→ **WHAT IS EXPECTED**:
A single number is required: how many lines in the data below contain "организации".

[Component data from apps and pages]
§
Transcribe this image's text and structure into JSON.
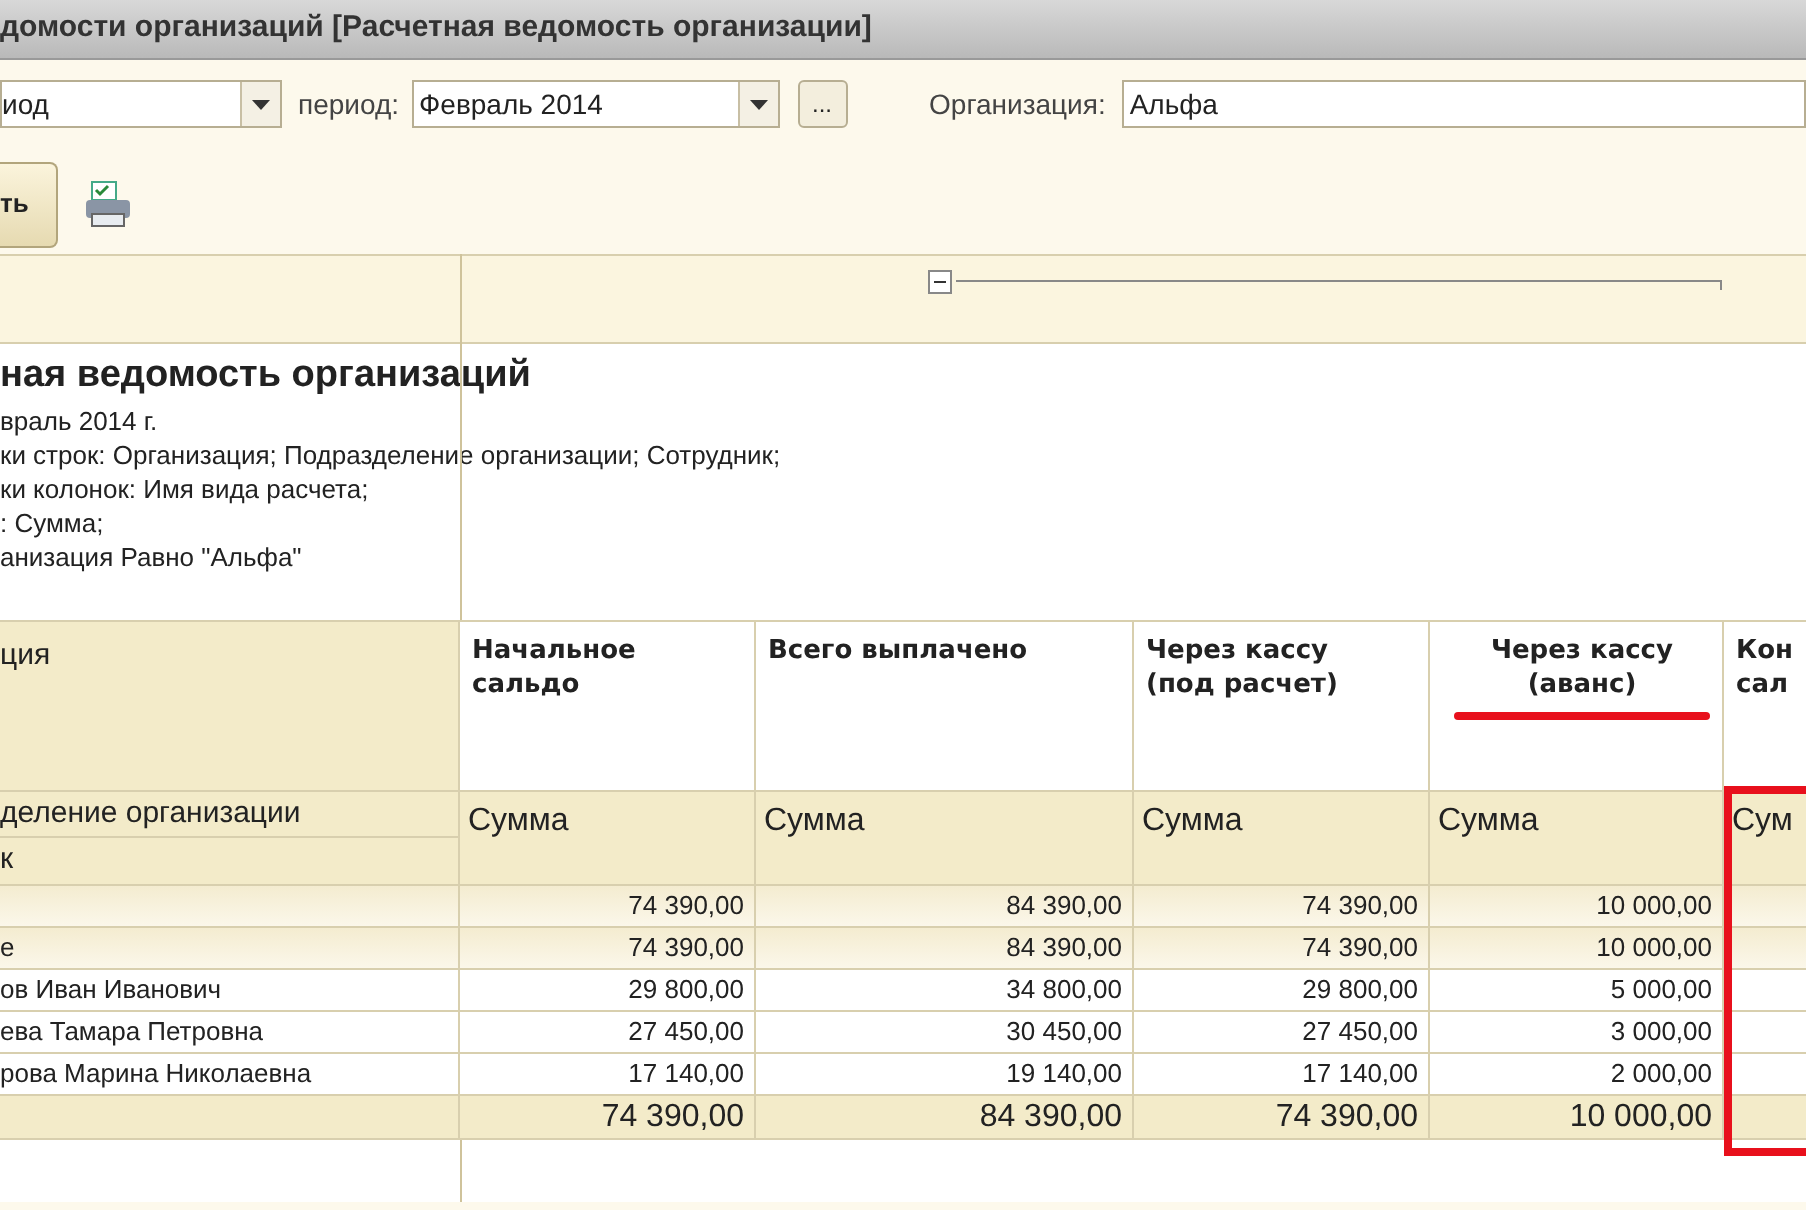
{
  "window": {
    "title": "домости организаций [Расчетная ведомость организации]"
  },
  "filters": {
    "period_kind": {
      "value": "иод"
    },
    "period_label": "период:",
    "period": {
      "value": "Февраль 2014"
    },
    "more_button": "...",
    "organization_label": "Организация:",
    "organization": {
      "value": "Альфа"
    }
  },
  "toolbar": {
    "button": "ть"
  },
  "report": {
    "title": "ная ведомость организаций",
    "details": [
      "враль 2014 г.",
      "ки строк: Организация; Подразделение организации; Сотрудник;",
      "ки колонок: Имя вида расчета;",
      ": Сумма;",
      "анизация Равно \"Альфа\""
    ],
    "columns": [
      {
        "lines": [
          "ция"
        ]
      },
      {
        "lines": [
          "Начальное",
          "сальдо"
        ]
      },
      {
        "lines": [
          "Всего выплачено"
        ]
      },
      {
        "lines": [
          "Через кассу",
          "(под расчет)"
        ]
      },
      {
        "lines": [
          "Через кассу",
          "(аванс)"
        ],
        "underlined": true
      },
      {
        "lines": [
          "Кон",
          "сал"
        ]
      }
    ],
    "subheader": {
      "lines": [
        "деление организации",
        "к"
      ],
      "cells": [
        "Сумма",
        "Сумма",
        "Сумма",
        "Сумма",
        "Сум"
      ]
    },
    "rows": [
      {
        "kind": "group",
        "values": [
          "74 390,00",
          "84 390,00",
          "74 390,00",
          "10 000,00"
        ]
      },
      {
        "kind": "group",
        "label": "е",
        "values": [
          "74 390,00",
          "84 390,00",
          "74 390,00",
          "10 000,00"
        ]
      },
      {
        "kind": "employee",
        "label": "ов Иван Иванович",
        "values": [
          "29 800,00",
          "34 800,00",
          "29 800,00",
          "5 000,00"
        ]
      },
      {
        "kind": "employee",
        "label": "ева Тамара Петровна",
        "values": [
          "27 450,00",
          "30 450,00",
          "27 450,00",
          "3 000,00"
        ]
      },
      {
        "kind": "employee",
        "label": "рова Марина Николаевна",
        "values": [
          "17 140,00",
          "19 140,00",
          "17 140,00",
          "2 000,00"
        ]
      },
      {
        "kind": "total",
        "values": [
          "74 390,00",
          "84 390,00",
          "74 390,00",
          "10 000,00"
        ]
      }
    ],
    "highlighted_column": true
  }
}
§
→ **ANSWER SPACE**:
3